UN must stand up for international law - Iraq

[JURIST] Speaking Wednesday at a UN Security Council open meeting on the Iraq war [UN News report], Iraqi ambassador Mohammed Aldouri called for the UN to take action to stop a war on his country that was in blatant breach of international law. Here is a summary of his statement, from the UN Press Office:

MOHAMMED A. ALDOURI (Iraq) said that his country - a founding Member of the United Nations - was being subjected to aggression, which was killing women, children and the elderly. Sanctions, which have lasted for almost 13 years, were also having a terrible effect on the country. The goal of changing the regime in his country, which had been proclaimed by the United States, constituted a blatant violation of international law and the Charter of the United Nations. The humanitarian effect of the war was devastating. The lack of water in Basra, for example, was likely to lead to outbreaks of disease. A mosque in Baghdad had been destroyed. In an attempt to terrorize Iraq, the United States and the United Kingdom conducted some 2,000 bombing sorties a day. The forces of the Iraqi army and the people of the country were fighting a heroic battle against the aggression, however.

The Council must take action to make sure that the rules of international law were observed, he continued. While the aggressors said that their goal was disarmament of Iraq, everybody knew that they were not the ones tasked with that mandate. The inspections during several months had found no evidence of weapons of mass destruction or proscribed activities within Iraq. The real reason was occupation of the country, its recolonization and controlling its oil wealth.

The international community was also well aware that the Security Council had not authorized the use of force by the United States and the United Kingdom, he said. Despite the position of the majority of the members of the Council and Iraq’s cooperation, the two countries had launched their aggressive war, which constituted a blatant material breach of international law and the United Nations Charter. It was also a material breach of relevant Security Council resolutions, which, without exception, called for respect for Iraq’s sovereignty and territorial integrity. This barbaric colonial military aggression against Iraq constituted a threat to international peace and security. The Council was called upon to stop the aggression and demand the withdrawal of United States and United Kingdom forces from the territory of Iraq. The Council must impose respect for its resolutions, particularly those relating to unjustified embargo against his country. He was still hopeful that the international community would be able to impose its will on those who had broken the international law. A failure to do so would mean the end of the United Nations system.

It was also peculiar that instead of considering the aggression itself, the Council had been busy discussing the humanitarian aspects of the problem, he added. Shouldn't the Council pay attention to the cessation of the aggression was first? Wasn't that putting the cart in front of the horse? The oil-for-food programme had been stopped, and the inspectors had been withdrawn from Iraq, with the Council's blessing. How had the Council allowed itself to be manipulated into such a situation? It was his hope that the Council would be able to stand up to the aggressors.
UPDATE [11:05 AM ET Thursday]: Recorded video of the Iraqi ambassador's remarks is now available from the UN.


 

About Paper Chase

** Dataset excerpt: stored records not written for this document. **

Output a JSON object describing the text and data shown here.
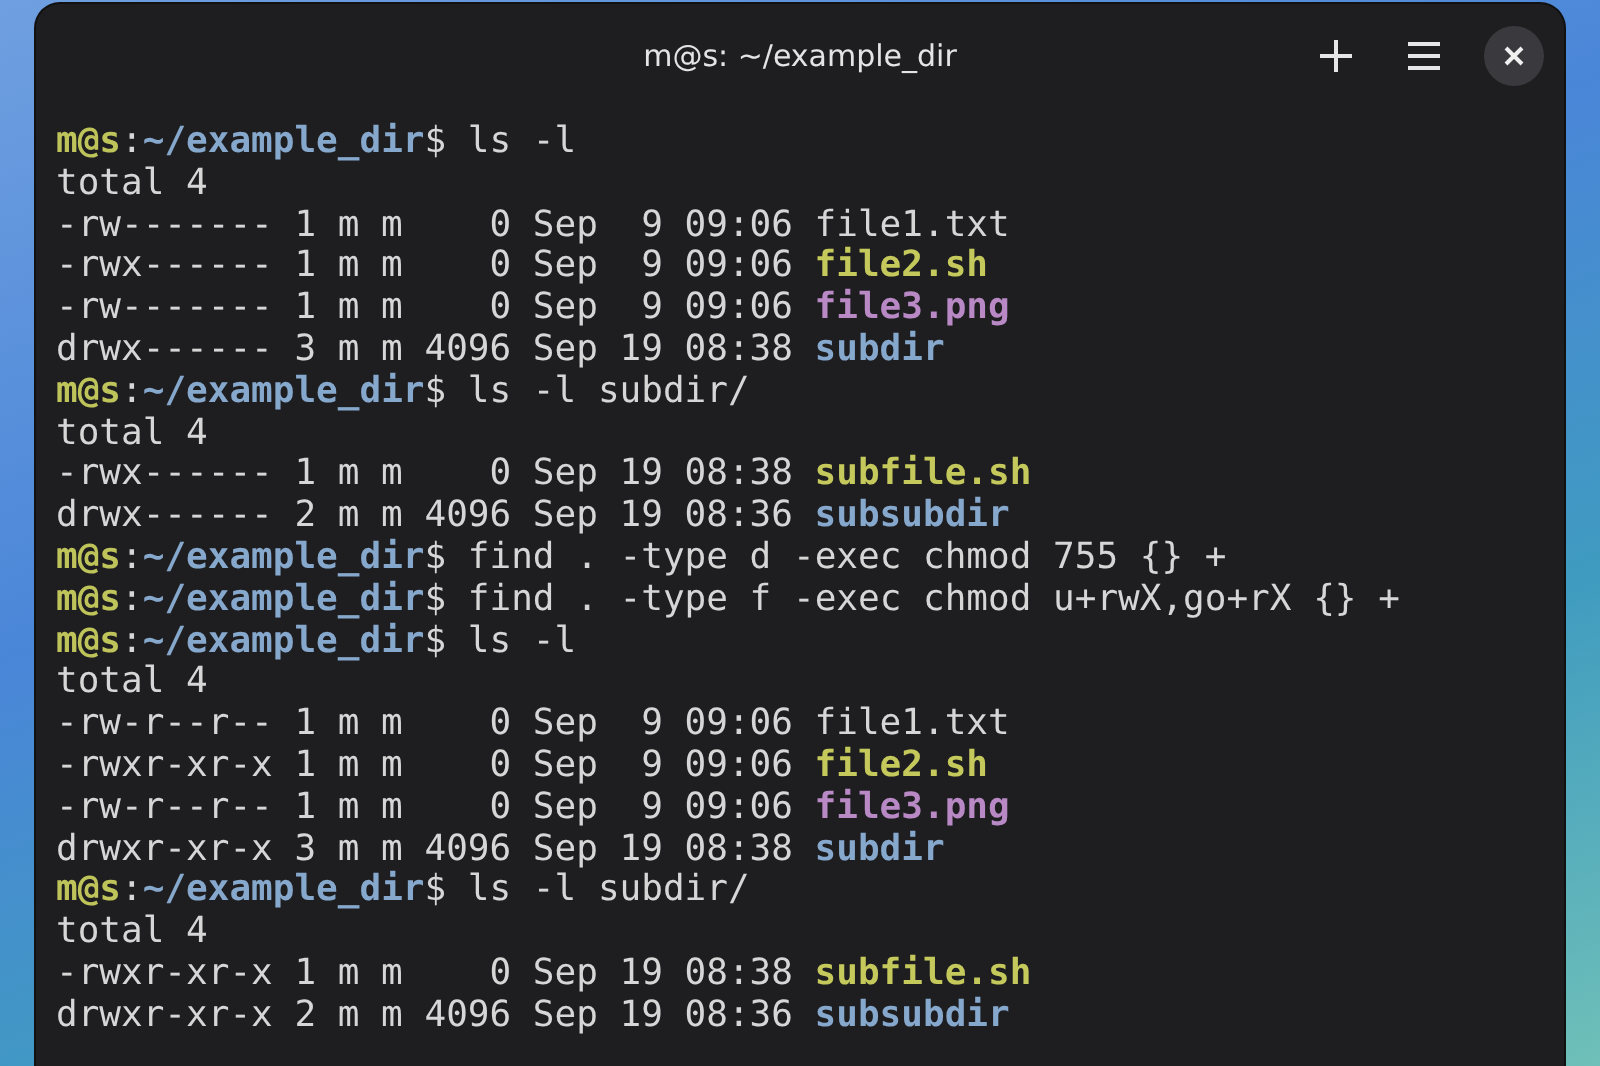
{
  "window": {
    "title": "m@s: ~/example_dir"
  },
  "terminal": {
    "lines": [
      {
        "segments": [
          {
            "text": "m@s",
            "kind": "user"
          },
          {
            "text": ":",
            "kind": "plain"
          },
          {
            "text": "~/example_dir",
            "kind": "path"
          },
          {
            "text": "$ ls -l",
            "kind": "plain"
          }
        ]
      },
      {
        "segments": [
          {
            "text": "total 4",
            "kind": "plain"
          }
        ]
      },
      {
        "segments": [
          {
            "text": "-rw------- 1 m m    0 Sep  9 09:06 file1.txt",
            "kind": "plain"
          }
        ]
      },
      {
        "segments": [
          {
            "text": "-rwx------ 1 m m    0 Sep  9 09:06 ",
            "kind": "plain"
          },
          {
            "text": "file2.sh",
            "kind": "exec"
          }
        ]
      },
      {
        "segments": [
          {
            "text": "-rw------- 1 m m    0 Sep  9 09:06 ",
            "kind": "plain"
          },
          {
            "text": "file3.png",
            "kind": "image"
          }
        ]
      },
      {
        "segments": [
          {
            "text": "drwx------ 3 m m 4096 Sep 19 08:38 ",
            "kind": "plain"
          },
          {
            "text": "subdir",
            "kind": "dir"
          }
        ]
      },
      {
        "segments": [
          {
            "text": "m@s",
            "kind": "user"
          },
          {
            "text": ":",
            "kind": "plain"
          },
          {
            "text": "~/example_dir",
            "kind": "path"
          },
          {
            "text": "$ ls -l subdir/",
            "kind": "plain"
          }
        ]
      },
      {
        "segments": [
          {
            "text": "total 4",
            "kind": "plain"
          }
        ]
      },
      {
        "segments": [
          {
            "text": "-rwx------ 1 m m    0 Sep 19 08:38 ",
            "kind": "plain"
          },
          {
            "text": "subfile.sh",
            "kind": "exec"
          }
        ]
      },
      {
        "segments": [
          {
            "text": "drwx------ 2 m m 4096 Sep 19 08:36 ",
            "kind": "plain"
          },
          {
            "text": "subsubdir",
            "kind": "dir"
          }
        ]
      },
      {
        "segments": [
          {
            "text": "m@s",
            "kind": "user"
          },
          {
            "text": ":",
            "kind": "plain"
          },
          {
            "text": "~/example_dir",
            "kind": "path"
          },
          {
            "text": "$ find . -type d -exec chmod 755 {} +",
            "kind": "plain"
          }
        ]
      },
      {
        "segments": [
          {
            "text": "m@s",
            "kind": "user"
          },
          {
            "text": ":",
            "kind": "plain"
          },
          {
            "text": "~/example_dir",
            "kind": "path"
          },
          {
            "text": "$ find . -type f -exec chmod u+rwX,go+rX {} +",
            "kind": "plain"
          }
        ]
      },
      {
        "segments": [
          {
            "text": "m@s",
            "kind": "user"
          },
          {
            "text": ":",
            "kind": "plain"
          },
          {
            "text": "~/example_dir",
            "kind": "path"
          },
          {
            "text": "$ ls -l",
            "kind": "plain"
          }
        ]
      },
      {
        "segments": [
          {
            "text": "total 4",
            "kind": "plain"
          }
        ]
      },
      {
        "segments": [
          {
            "text": "-rw-r--r-- 1 m m    0 Sep  9 09:06 file1.txt",
            "kind": "plain"
          }
        ]
      },
      {
        "segments": [
          {
            "text": "-rwxr-xr-x 1 m m    0 Sep  9 09:06 ",
            "kind": "plain"
          },
          {
            "text": "file2.sh",
            "kind": "exec"
          }
        ]
      },
      {
        "segments": [
          {
            "text": "-rw-r--r-- 1 m m    0 Sep  9 09:06 ",
            "kind": "plain"
          },
          {
            "text": "file3.png",
            "kind": "image"
          }
        ]
      },
      {
        "segments": [
          {
            "text": "drwxr-xr-x 3 m m 4096 Sep 19 08:38 ",
            "kind": "plain"
          },
          {
            "text": "subdir",
            "kind": "dir"
          }
        ]
      },
      {
        "segments": [
          {
            "text": "m@s",
            "kind": "user"
          },
          {
            "text": ":",
            "kind": "plain"
          },
          {
            "text": "~/example_dir",
            "kind": "path"
          },
          {
            "text": "$ ls -l subdir/",
            "kind": "plain"
          }
        ]
      },
      {
        "segments": [
          {
            "text": "total 4",
            "kind": "plain"
          }
        ]
      },
      {
        "segments": [
          {
            "text": "-rwxr-xr-x 1 m m    0 Sep 19 08:38 ",
            "kind": "plain"
          },
          {
            "text": "subfile.sh",
            "kind": "exec"
          }
        ]
      },
      {
        "segments": [
          {
            "text": "drwxr-xr-x 2 m m 4096 Sep 19 08:36 ",
            "kind": "plain"
          },
          {
            "text": "subsubdir",
            "kind": "dir"
          }
        ]
      }
    ]
  }
}
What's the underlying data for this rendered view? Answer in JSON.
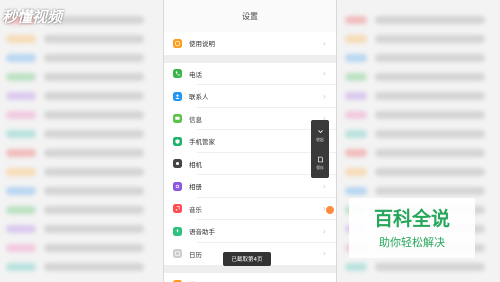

Paper Chase is JURIST's real-time legal news service, powered by a team of 30 law student reporters and editors led by law professor Bernard Hibbitts at the University of Pittsburgh School of Law. As an educational service, Paper Chase is dedicated to presenting important legal news and materials rapidly, objectively and intelligibly in an accessible format.

© Copyright JURIST Legal News and Research Services, Inc., 2013.